When I started out as a young college professor I worried that I wouldn't like my students. I thought that over time I would grow to resent their ignorance, self-centeredness, and general foolishness. I was afraid I wouldn't make allowances for their not having arrived at a premature middle age.
That hasn't happened.
I liked my students then and I like them now. In fact, over time, as I've grown old and they've grown younger and younger,I like them more and more. I try to keep this to myself. I don't think they want to hear how fond their geezer professor is of them. But it's true. I enjoy their company and get a kick out of talking to them. It makes me happy to watch them busy being young. Fortunately, I'm busy being old and don't have the time or energy to try to horn in on their fun in any way. I think it's almost as bad for an adult to try to join in on their fun as it is to try to take it away. But I want them to have that fun. I'm glad when I see them having it and sad when I see they aren't, especially when I see that the reason they aren't is some adult's fault.

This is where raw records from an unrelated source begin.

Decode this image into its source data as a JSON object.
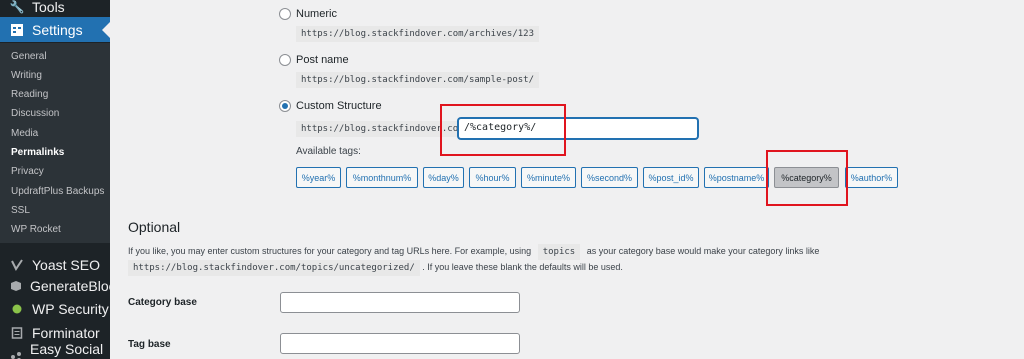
{
  "sidebar": {
    "tools_label": "Tools",
    "settings_label": "Settings",
    "submenu": [
      "General",
      "Writing",
      "Reading",
      "Discussion",
      "Media",
      "Permalinks",
      "Privacy",
      "UpdraftPlus Backups",
      "SSL",
      "WP Rocket"
    ],
    "plugins": [
      "Yoast SEO",
      "GenerateBlocks",
      "WP Security",
      "Forminator",
      "Easy Social Share"
    ]
  },
  "permalinks": {
    "numeric_label": "Numeric",
    "numeric_example": "https://blog.stackfindover.com/archives/123",
    "postname_label": "Post name",
    "postname_example": "https://blog.stackfindover.com/sample-post/",
    "custom_label": "Custom Structure",
    "custom_prefix": "https://blog.stackfindover.com",
    "custom_value": "/%category%/",
    "available_tags_label": "Available tags:",
    "tags": [
      "%year%",
      "%monthnum%",
      "%day%",
      "%hour%",
      "%minute%",
      "%second%",
      "%post_id%",
      "%postname%",
      "%category%",
      "%author%"
    ],
    "active_tag": "%category%"
  },
  "optional": {
    "heading": "Optional",
    "desc_part1": "If you like, you may enter custom structures for your category and tag URLs here. For example, using",
    "desc_code1": "topics",
    "desc_part2": "as your category base would make your category links like",
    "desc_code2": "https://blog.stackfindover.com/topics/uncategorized/",
    "desc_part3": ". If you leave these blank the defaults will be used.",
    "category_base_label": "Category base",
    "category_base_value": "",
    "tag_base_label": "Tag base",
    "tag_base_value": ""
  },
  "colors": {
    "sidebar_bg": "#1d2327",
    "active_menu": "#2271b1",
    "highlight": "#e0141e"
  }
}
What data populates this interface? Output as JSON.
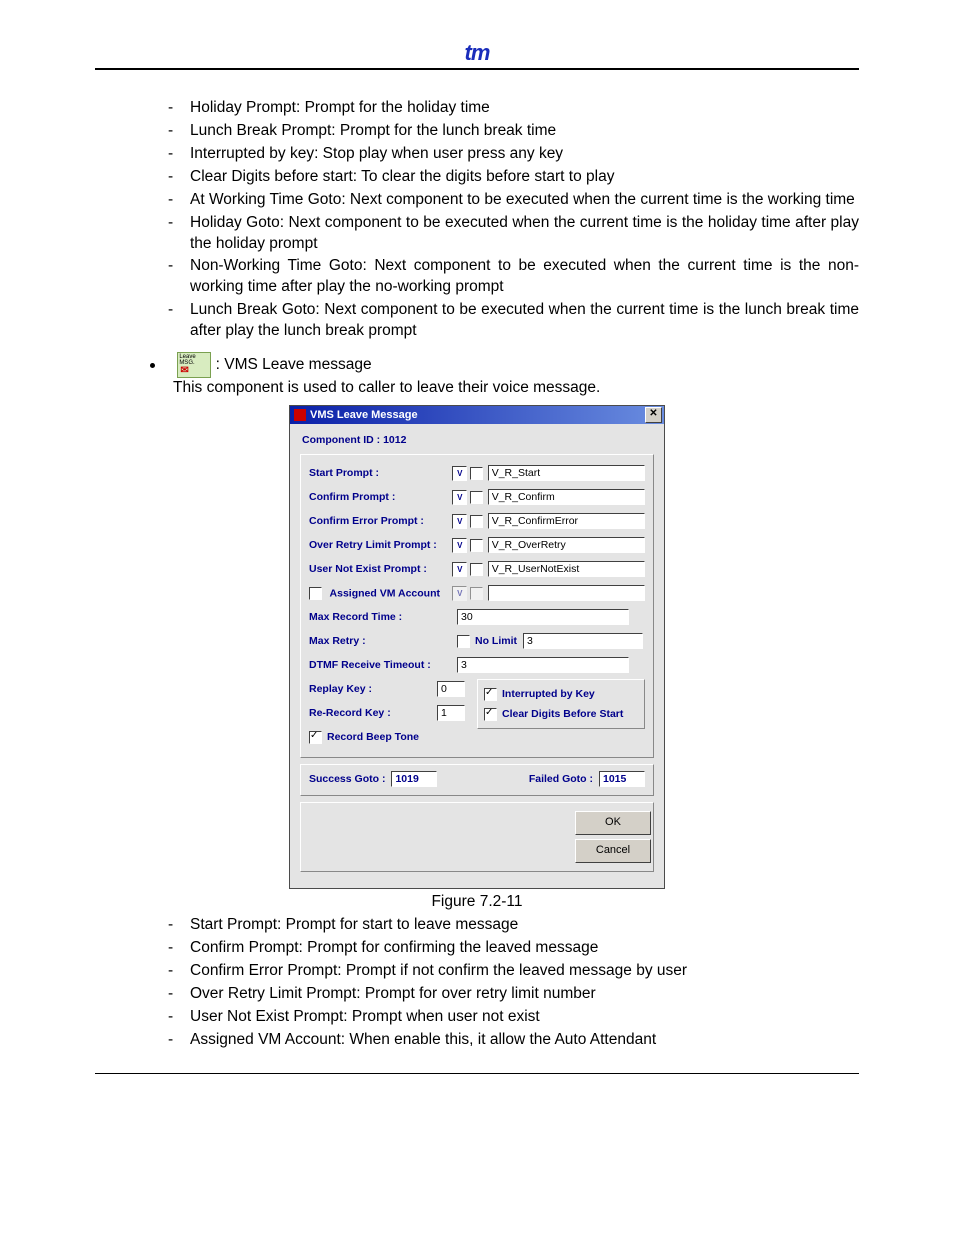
{
  "logo_text": "tm",
  "list_top": [
    "Holiday Prompt: Prompt for the holiday time",
    "Lunch Break Prompt: Prompt for the lunch break time",
    "Interrupted by key: Stop play when user press any key",
    "Clear Digits before start: To clear the digits before start to play",
    "At Working Time Goto: Next component to be executed when the current time is the working time",
    "Holiday Goto: Next component to be executed when the current time is the holiday time after play the holiday prompt",
    "Non-Working Time Goto: Next component to be executed when the current time is the non-working time after play the no-working prompt",
    "Lunch Break Goto: Next component to be executed when the current time is the lunch break time after play the lunch break prompt"
  ],
  "mini_icon_line1": "Leave",
  "mini_icon_line2": "MSG.",
  "bullet_title": ": VMS Leave message",
  "bullet_desc": "This component is used to caller to leave their voice message.",
  "dialog": {
    "title": "VMS Leave Message",
    "component_id_label": "Component ID : 1012",
    "rows": {
      "start_prompt": {
        "label": "Start Prompt :",
        "value": "V_R_Start"
      },
      "confirm_prompt": {
        "label": "Confirm Prompt :",
        "value": "V_R_Confirm"
      },
      "confirm_error": {
        "label": "Confirm Error Prompt :",
        "value": "V_R_ConfirmError"
      },
      "over_retry": {
        "label": "Over Retry Limit Prompt :",
        "value": "V_R_OverRetry"
      },
      "user_not_exist": {
        "label": "User Not Exist Prompt :",
        "value": "V_R_UserNotExist"
      },
      "assigned_vm": {
        "label": "Assigned VM Account",
        "value": ""
      },
      "max_record": {
        "label": "Max Record Time :",
        "value": "30"
      },
      "max_retry": {
        "label": "Max Retry :",
        "no_limit_label": "No Limit",
        "value": "3"
      },
      "dtmf_timeout": {
        "label": "DTMF Receive Timeout :",
        "value": "3"
      },
      "replay_key": {
        "label": "Replay Key :",
        "value": "0"
      },
      "rerecord_key": {
        "label": "Re-Record Key :",
        "value": "1"
      },
      "record_beep": {
        "label": "Record Beep Tone"
      },
      "interrupted": {
        "label": "Interrupted by Key"
      },
      "clear_digits": {
        "label": "Clear Digits Before Start"
      }
    },
    "success_goto_label": "Success Goto :",
    "success_goto_value": "1019",
    "failed_goto_label": "Failed Goto :",
    "failed_goto_value": "1015",
    "ok": "OK",
    "cancel": "Cancel"
  },
  "figure_caption": "Figure 7.2-11",
  "list_bottom": [
    "Start Prompt: Prompt for start to leave message",
    "Confirm Prompt: Prompt for confirming the leaved message",
    "Confirm Error Prompt: Prompt if not confirm the leaved message by user",
    "Over Retry Limit Prompt: Prompt for over retry limit number",
    "User Not Exist Prompt: Prompt when user not exist",
    "Assigned VM Account: When enable this, it allow the Auto Attendant"
  ]
}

Like I said, I don't want them running out into traffic but they have to be allowed to waste their youth. They have to make mistakes, do foolish things, do things they will regret, break each other's and their own hearts. They have to be young because that's what they are.
My students are technically and legally adults but they are also still children. At any rate, I see them as children, maybe because they are the same age as my children. Again, this is something I try not to let them know. But the point is that not only do I see them as children but in looking at them I am reminded. I remember but remember it differently than I used to. Seeing them I see me and my girlfriends and our friends and classmates as we all really were, as young.
I wish there were more pictures of us when we were that age even if it meant there was one of me in a baby blue tux. What I wish more is that I could have known better. Not about everything. Just enough to know I was young and not to have hated myself so much for that.. But it's nice now to be finally able to look back and forgive myself a little for it.
It's a clichéd lament that this generation is addicted to self-documentation. These kids and their compulsion to take selfies and share them with their world! Who do they think is looking? Well, only them, and that's how it should be. We old folks should look away and mind our own business. But you know who will be looking? Their future selves. And I think it will be a joy to most of them to be able to look and see and say to themselves, "How about that? We were young and it was fun to be so."
Keats said it better, didn't he?
Anyway, I hope they all have a good time at their proms and they don't break each other's hearts and don't wind up with too many or any serious regrets. I hope the pretty young women and the pretty young men get to dress like pretty young women and pretty young men, and at that age they're all pretty. I hope they'll take lots of selfies even ones that will embarrass them later. And I hope the adults stay out of their way and let them waste their youth.
Except for the part about teaching them to look both ways, of course.
Painting, "The Lady of Shalott," by John William Waterhouse. 1888. Via Wikipedia.
Scenes from my senior ball?: The movie version of Camelot isn’t very good. It’s not as though the camera is never where it should be but more as if you can feel it wanting to pull away to find something else to look at. I don't think the director Joshua Logan trusted the material. Or his stars. For instance, he didn’t seem to want to keep the camera on Vanessa Redgrave for “The Lusty Month of May”, although I can’t figure why he thought the audience would prefer to watch extras who were bad actors having “fun” instead. The song is really a solo and it’s part of a triptych as well: Arthur’s “I Wonder What the King Is Doing Tonight” and Lancelot’s “C’est moi” go on either side of it. Keep that in mind when watching the clips. (Logan did much better with “C’est moi”.) Keep in mind also that Guinevere’s nineteen at most and Lancelot’s maybe twenty-two. Then both songs will break your heart.
And Franco Nero as Lancelot: